═════ MATERIAL SUPPLIED
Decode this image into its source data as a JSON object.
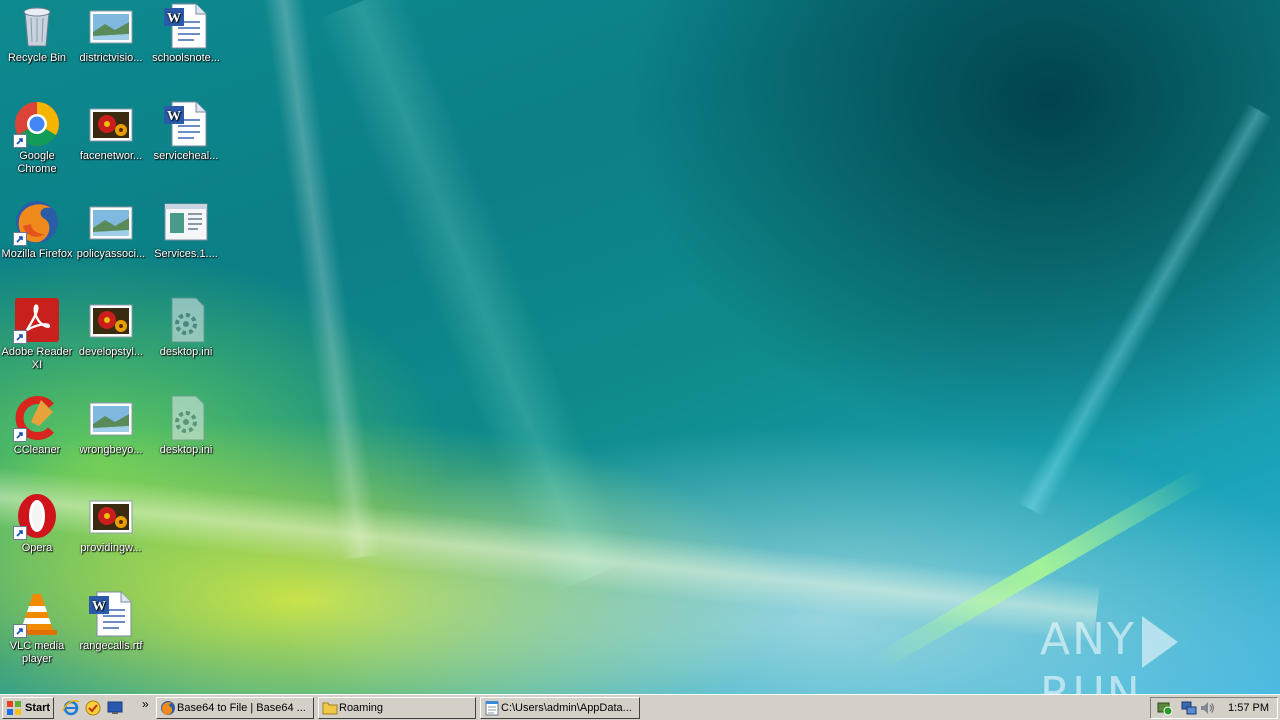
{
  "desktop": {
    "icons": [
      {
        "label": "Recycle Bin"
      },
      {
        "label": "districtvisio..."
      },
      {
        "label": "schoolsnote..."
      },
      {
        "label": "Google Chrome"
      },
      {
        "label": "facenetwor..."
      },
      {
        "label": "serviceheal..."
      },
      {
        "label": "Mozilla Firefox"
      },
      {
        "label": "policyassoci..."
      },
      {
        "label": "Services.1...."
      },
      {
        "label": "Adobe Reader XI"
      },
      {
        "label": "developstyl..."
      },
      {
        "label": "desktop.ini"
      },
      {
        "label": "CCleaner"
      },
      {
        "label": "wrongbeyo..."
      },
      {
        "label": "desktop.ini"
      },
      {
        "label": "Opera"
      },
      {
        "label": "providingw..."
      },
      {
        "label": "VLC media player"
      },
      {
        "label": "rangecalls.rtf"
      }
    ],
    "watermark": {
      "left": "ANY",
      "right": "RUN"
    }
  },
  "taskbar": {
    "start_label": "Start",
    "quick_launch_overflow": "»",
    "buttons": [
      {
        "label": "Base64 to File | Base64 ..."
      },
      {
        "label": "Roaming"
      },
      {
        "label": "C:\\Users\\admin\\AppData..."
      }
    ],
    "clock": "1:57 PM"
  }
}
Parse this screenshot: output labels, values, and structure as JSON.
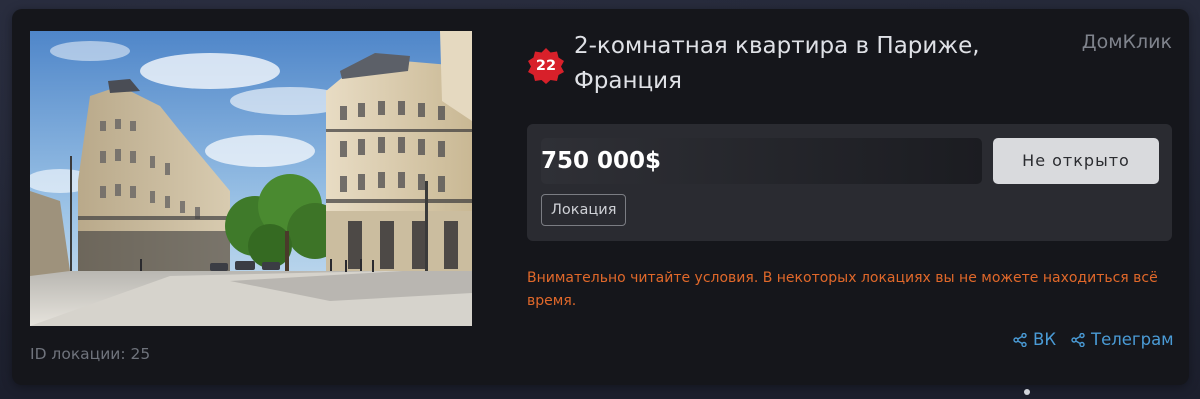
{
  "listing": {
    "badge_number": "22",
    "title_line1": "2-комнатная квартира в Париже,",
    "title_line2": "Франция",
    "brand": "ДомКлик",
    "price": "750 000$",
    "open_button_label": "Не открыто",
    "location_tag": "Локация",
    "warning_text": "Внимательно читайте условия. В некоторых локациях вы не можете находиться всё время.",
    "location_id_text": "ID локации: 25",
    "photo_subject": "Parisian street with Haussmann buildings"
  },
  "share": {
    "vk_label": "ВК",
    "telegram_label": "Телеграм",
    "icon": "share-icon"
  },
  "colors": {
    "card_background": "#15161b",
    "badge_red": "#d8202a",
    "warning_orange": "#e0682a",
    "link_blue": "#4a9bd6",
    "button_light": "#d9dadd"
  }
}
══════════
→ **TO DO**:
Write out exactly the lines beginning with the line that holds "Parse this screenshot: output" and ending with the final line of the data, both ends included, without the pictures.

→ **EXERCISE RESPONSE**:
Parse this screenshot: output labels, values, and structure as JSON.
{
  "listing": {
    "badge_number": "22",
    "title_line1": "2-комнатная квартира в Париже,",
    "title_line2": "Франция",
    "brand": "ДомКлик",
    "price": "750 000$",
    "open_button_label": "Не открыто",
    "location_tag": "Локация",
    "warning_text": "Внимательно читайте условия. В некоторых локациях вы не можете находиться всё время.",
    "location_id_text": "ID локации: 25",
    "photo_subject": "Parisian street with Haussmann buildings"
  },
  "share": {
    "vk_label": "ВК",
    "telegram_label": "Телеграм",
    "icon": "share-icon"
  },
  "colors": {
    "card_background": "#15161b",
    "badge_red": "#d8202a",
    "warning_orange": "#e0682a",
    "link_blue": "#4a9bd6",
    "button_light": "#d9dadd"
  }
}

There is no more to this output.